    3. Philippines set to protect cement and gambling industries
    The Philippine government is introducing tariffs on cement imported from Vietnam, citing a need to protect domestic industry from cheap imports. A US$4.80 duty will be applied on every metric tonne of cement imported, to be implemented in two weeks’ time. The country’s need for cement has increased hugely due to President Duterte’s large-scale ‘Build, Build, Build’ infrastructure scheme. Meanwhile, the President has reaffirmed commitment to the country’s online gambling industry after Chinese President Xi Jinping made an implied request to ban it during their meeting last week in Beijing. There have been accusations from the Chinese side that the industry fuels cross-border money laundering. However, the government is keen to maintain the sector, due to the fact that it employs 350,000 people and is expected to create US$154 million in license fees alone this year.

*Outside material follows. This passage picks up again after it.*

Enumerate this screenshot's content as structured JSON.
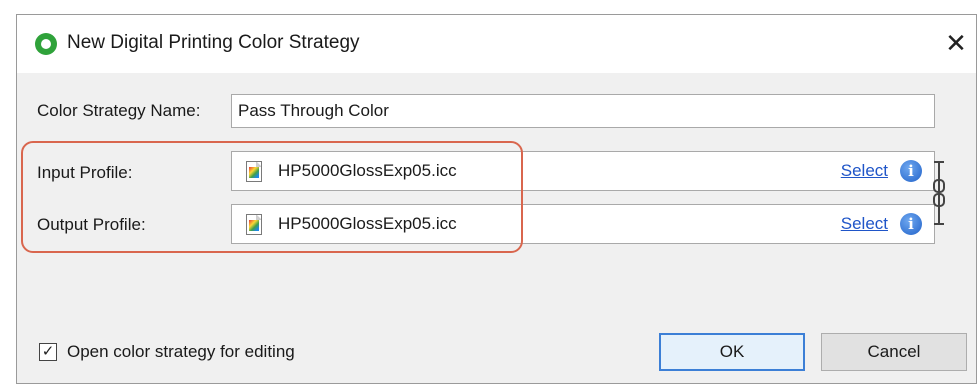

    4. South Korea eyes up Southeast Asia co-operation amid trade tensions with Japan
    South Korea has signed a military intelligence-sharing agreement with Thailand, in a move regarded as reacting to the current dispute with Japan. Having already ended its intelligence-sharing agreement with Japan, South Korea’s new move upgrades the alliance with Thailand and may lead to more defence deals in the future. President Moon also agreed to support Thailand’s 4.0 strategy to promote increasing innovation and R&D co-operation. South Korea has also recently positioned itself closer to another ASEAN member state, Myanmar, with President Moon agreeing to double Seoul’s economic development cooperation fund to US$1 billion between 2018 and 2022, having already become the sixth-largest investor in the country. As trade tensions worsen with Japan, it is clear that South Korea hopes to win around ASEAN nations as part of a wider realignment of its foreign relations.

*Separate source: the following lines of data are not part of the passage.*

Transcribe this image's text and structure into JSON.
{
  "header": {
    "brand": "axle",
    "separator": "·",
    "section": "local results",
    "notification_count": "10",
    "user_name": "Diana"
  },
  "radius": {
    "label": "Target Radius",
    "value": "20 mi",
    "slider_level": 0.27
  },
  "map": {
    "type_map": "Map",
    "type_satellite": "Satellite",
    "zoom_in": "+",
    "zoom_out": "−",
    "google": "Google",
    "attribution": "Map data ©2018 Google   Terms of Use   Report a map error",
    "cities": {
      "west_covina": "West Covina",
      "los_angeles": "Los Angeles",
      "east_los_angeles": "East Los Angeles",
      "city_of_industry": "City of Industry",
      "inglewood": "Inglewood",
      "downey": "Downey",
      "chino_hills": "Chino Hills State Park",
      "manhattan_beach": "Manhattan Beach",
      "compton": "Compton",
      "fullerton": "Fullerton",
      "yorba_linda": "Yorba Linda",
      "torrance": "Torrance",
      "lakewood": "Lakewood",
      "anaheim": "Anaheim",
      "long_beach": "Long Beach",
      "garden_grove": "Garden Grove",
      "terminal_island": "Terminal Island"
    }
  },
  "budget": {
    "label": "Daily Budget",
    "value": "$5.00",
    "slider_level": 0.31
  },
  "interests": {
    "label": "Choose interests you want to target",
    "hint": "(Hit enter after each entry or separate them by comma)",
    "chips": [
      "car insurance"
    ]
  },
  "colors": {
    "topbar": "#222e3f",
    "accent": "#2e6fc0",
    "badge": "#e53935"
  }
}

    5. Lebanon to declare economic emergency
    Lebanese Prime Minister, Saad al-Hariri, has announced he will declare a state of economic emergency in the country. The move is aimed at enabling the government to plan for the acceleration of public finance reforms, especially deficit reduction measures. Lebanon is dealing with one of the world’s heaviest public debt burdens, which currently stands at 150 per cent of GDP. The predictions from the IMF this year are that the deficit will reach 9.75 per cent of GDP, meaning the government’s aim to get it below five per cent by 2022 will be a tall order. The Prime Minister also stated that some of the measures debated include closing government units that are seen as wasteful to the treasury and to hold public offerings for some of their state-owned enterprises. He hopes the reforms will help unlock the US$11 billion pledged last year to finance investment.



    Looking ahead to next week, here are a couple of developments to watch out for:


    Japanese Government reshuffle expected: Prime Minister Shinzo Abe announced that a cabinet reshuffle will take place on 11 September. There will be particular interest in where Economic Revitalization Minister Toshimitsu Motegi lands; he was the top negotiator in trade talks with the US and is expected to be promoted to a senior cabinet position.

    Merkel visit to China to conclude: German Chancellor Angela Merkel will conclude her visit to China on Saturday. After meeting with Premier Li Keqiang, she will meet with President Xi Jinping at the head of a large business delegation, as well as travelling to Wuhan. Merkel will be hoping that an EU-China investment deal can be agreed soon, but issues surrounding Hong Kong are also likely to be brought up during the talks.


    Asia House Advisory helps organisations understand new operating environments and meet business-critical challenges. Find out more.

    Want to get The Week in Asia direct to your inbox? Sign up to our mailing list and keep up to speed with Asian trade, investment and policy developments.